Your task is to filter the data below down to the lines holding "entry".

MATERIAL PROVIDED:
----------------

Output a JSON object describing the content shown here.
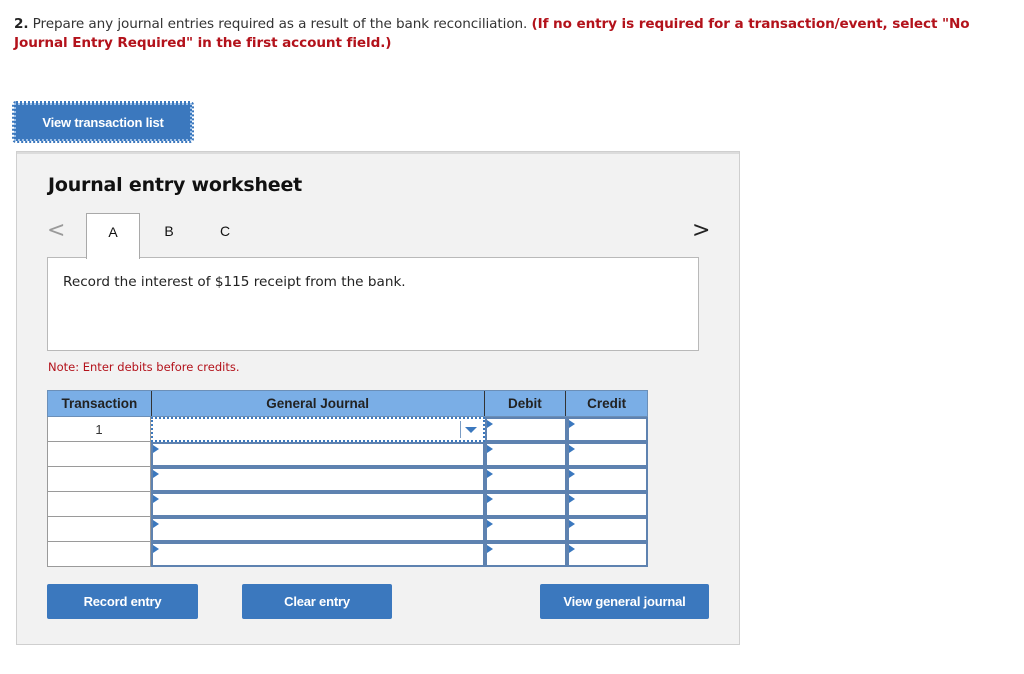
{
  "question": {
    "number": "2.",
    "text": " Prepare any journal entries required as a result of the bank reconciliation. ",
    "instruction": "(If no entry is required for a transaction/event, select \"No Journal Entry Required\" in the first account field.)"
  },
  "buttons": {
    "view_transaction_list": "View transaction list",
    "record_entry": "Record entry",
    "clear_entry": "Clear entry",
    "view_general_journal": "View general journal"
  },
  "worksheet": {
    "title": "Journal entry worksheet",
    "nav_prev": "<",
    "nav_next": ">",
    "tabs": [
      {
        "label": "A",
        "active": true
      },
      {
        "label": "B",
        "active": false
      },
      {
        "label": "C",
        "active": false
      }
    ],
    "description": "Record the interest of $115 receipt from the bank.",
    "note": "Note: Enter debits before credits.",
    "table": {
      "headers": [
        "Transaction",
        "General Journal",
        "Debit",
        "Credit"
      ],
      "rows": [
        {
          "transaction": "1",
          "account": "",
          "debit": "",
          "credit": ""
        },
        {
          "transaction": "",
          "account": "",
          "debit": "",
          "credit": ""
        },
        {
          "transaction": "",
          "account": "",
          "debit": "",
          "credit": ""
        },
        {
          "transaction": "",
          "account": "",
          "debit": "",
          "credit": ""
        },
        {
          "transaction": "",
          "account": "",
          "debit": "",
          "credit": ""
        },
        {
          "transaction": "",
          "account": "",
          "debit": "",
          "credit": ""
        }
      ]
    }
  },
  "colors": {
    "accent": "#3b78be",
    "header_bg": "#7aaee6",
    "instruction_red": "#b3121b",
    "panel_bg": "#f2f2f2"
  }
}
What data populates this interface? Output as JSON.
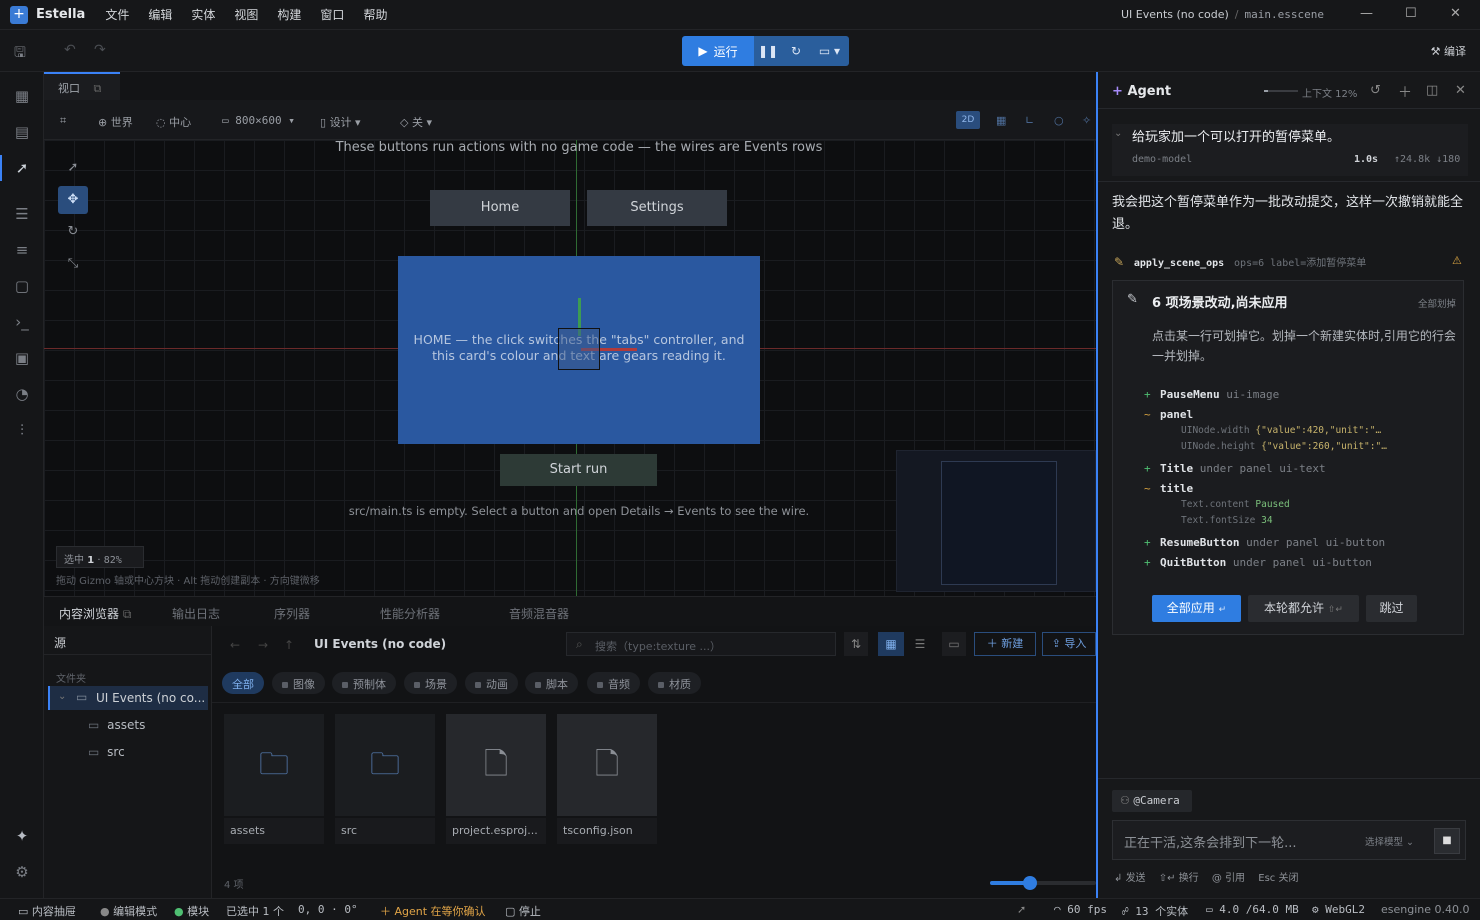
{
  "app": {
    "name": "Estella",
    "project_title": "UI Events (no code)",
    "file": "main.esscene"
  },
  "menu": [
    "文件",
    "编辑",
    "实体",
    "视图",
    "构建",
    "窗口",
    "帮助"
  ],
  "toolbar": {
    "run_label": "运行",
    "compile_label": "编译"
  },
  "viewport": {
    "tab": "视口",
    "bar": {
      "world": "世界",
      "center": "中心",
      "resolution": "800×600",
      "design": "设计",
      "off": "关",
      "mode": "2D"
    },
    "top_text": "These buttons run actions with no game code — the wires are Events rows",
    "btn_home": "Home",
    "btn_settings": "Settings",
    "card_line1": "HOME — the click switches the \"tabs\" controller, and",
    "card_line2": "this card's colour and text are gears reading it.",
    "btn_start": "Start run",
    "bottom_text": "src/main.ts is empty. Select a button and open Details → Events to see the wire.",
    "sel_info_label": "选中",
    "sel_info_count": "1",
    "sel_info_zoom": "82%",
    "hint": "拖动 Gizmo 轴或中心方块 · Alt 拖动创建副本 · 方向键微移"
  },
  "bottom": {
    "tabs": [
      "内容浏览器",
      "输出日志",
      "序列器",
      "性能分析器",
      "音频混音器"
    ],
    "source_label": "源",
    "folders_label": "文件夹",
    "tree": {
      "root": "UI Events (no co...",
      "children": [
        "assets",
        "src"
      ]
    },
    "path": "UI Events (no code)",
    "search_placeholder": "搜索（type:texture ...）",
    "new_label": "新建",
    "import_label": "导入",
    "filters": [
      "全部",
      "图像",
      "预制体",
      "场景",
      "动画",
      "脚本",
      "音频",
      "材质"
    ],
    "files": [
      {
        "name": "assets",
        "kind": "folder"
      },
      {
        "name": "src",
        "kind": "folder"
      },
      {
        "name": "project.esproj...",
        "kind": "file"
      },
      {
        "name": "tsconfig.json",
        "kind": "file"
      }
    ],
    "count": "4 项"
  },
  "agent": {
    "title": "Agent",
    "context": "上下文 12%",
    "user_msg": "给玩家加一个可以打开的暂停菜单。",
    "model": "demo-model",
    "time": "1.0s",
    "tokens": "↑24.8k ↓180",
    "reply": "我会把这个暂停菜单作为一批改动提交，这样一次撤销就能全退。",
    "tool_name": "apply_scene_ops",
    "tool_meta": "ops=6 label=添加暂停菜单",
    "ops_title": "6 项场景改动,尚未应用",
    "strike_all": "全部划掉",
    "ops_desc": "点击某一行可划掉它。划掉一个新建实体时,引用它的行会一并划掉。",
    "ops": [
      {
        "sign": "+",
        "name": "PauseMenu",
        "meta": "ui-image"
      },
      {
        "sign": "~",
        "name": "panel",
        "meta": ""
      },
      {
        "sign": "+",
        "name": "Title",
        "meta": "under panel ui-text"
      },
      {
        "sign": "~",
        "name": "title",
        "meta": ""
      },
      {
        "sign": "+",
        "name": "ResumeButton",
        "meta": "under panel ui-button"
      },
      {
        "sign": "+",
        "name": "QuitButton",
        "meta": "under panel ui-button"
      }
    ],
    "subs": {
      "w_key": "UINode.width",
      "w_val": "{\"value\":420,\"unit\":\"…",
      "h_key": "UINode.height",
      "h_val": "{\"value\":260,\"unit\":\"…",
      "tc_key": "Text.content",
      "tc_val": "Paused",
      "fs_key": "Text.fontSize",
      "fs_val": "34"
    },
    "apply_all": "全部应用",
    "allow_round": "本轮都允许",
    "skip": "跳过",
    "mention": "@Camera",
    "input_placeholder": "正在干活,这条会排到下一轮...",
    "model_select": "选择模型",
    "hint_send": "发送",
    "hint_newline": "换行",
    "hint_ref": "引用",
    "hint_esc": "Esc 关闭"
  },
  "status": {
    "content_drawer": "内容抽屉",
    "edit_mode": "编辑模式",
    "module": "模块",
    "selected": "已选中 1 个",
    "coords": "0, 0 · 0°",
    "agent_wait": "Agent 在等你确认",
    "stop": "停止",
    "fps": "60 fps",
    "entities": "13 个实体",
    "memory": "4.0 /64.0 MB",
    "renderer": "WebGL2",
    "version": "esengine 0.40.0"
  },
  "colors": {
    "accent": "#2f7de1",
    "add": "#4fbf72",
    "modify": "#d9a441",
    "card": "#2a58a0"
  }
}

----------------

RESULT FOR THIS EXERCISE:
    "instruction": "(If no entry is required for a transaction/event, select \"No Journal Entry Required\" in the first account field.)"
    "record_entry": "Record entry",
    "clear_entry": "Clear entry",
    "title": "Journal entry worksheet",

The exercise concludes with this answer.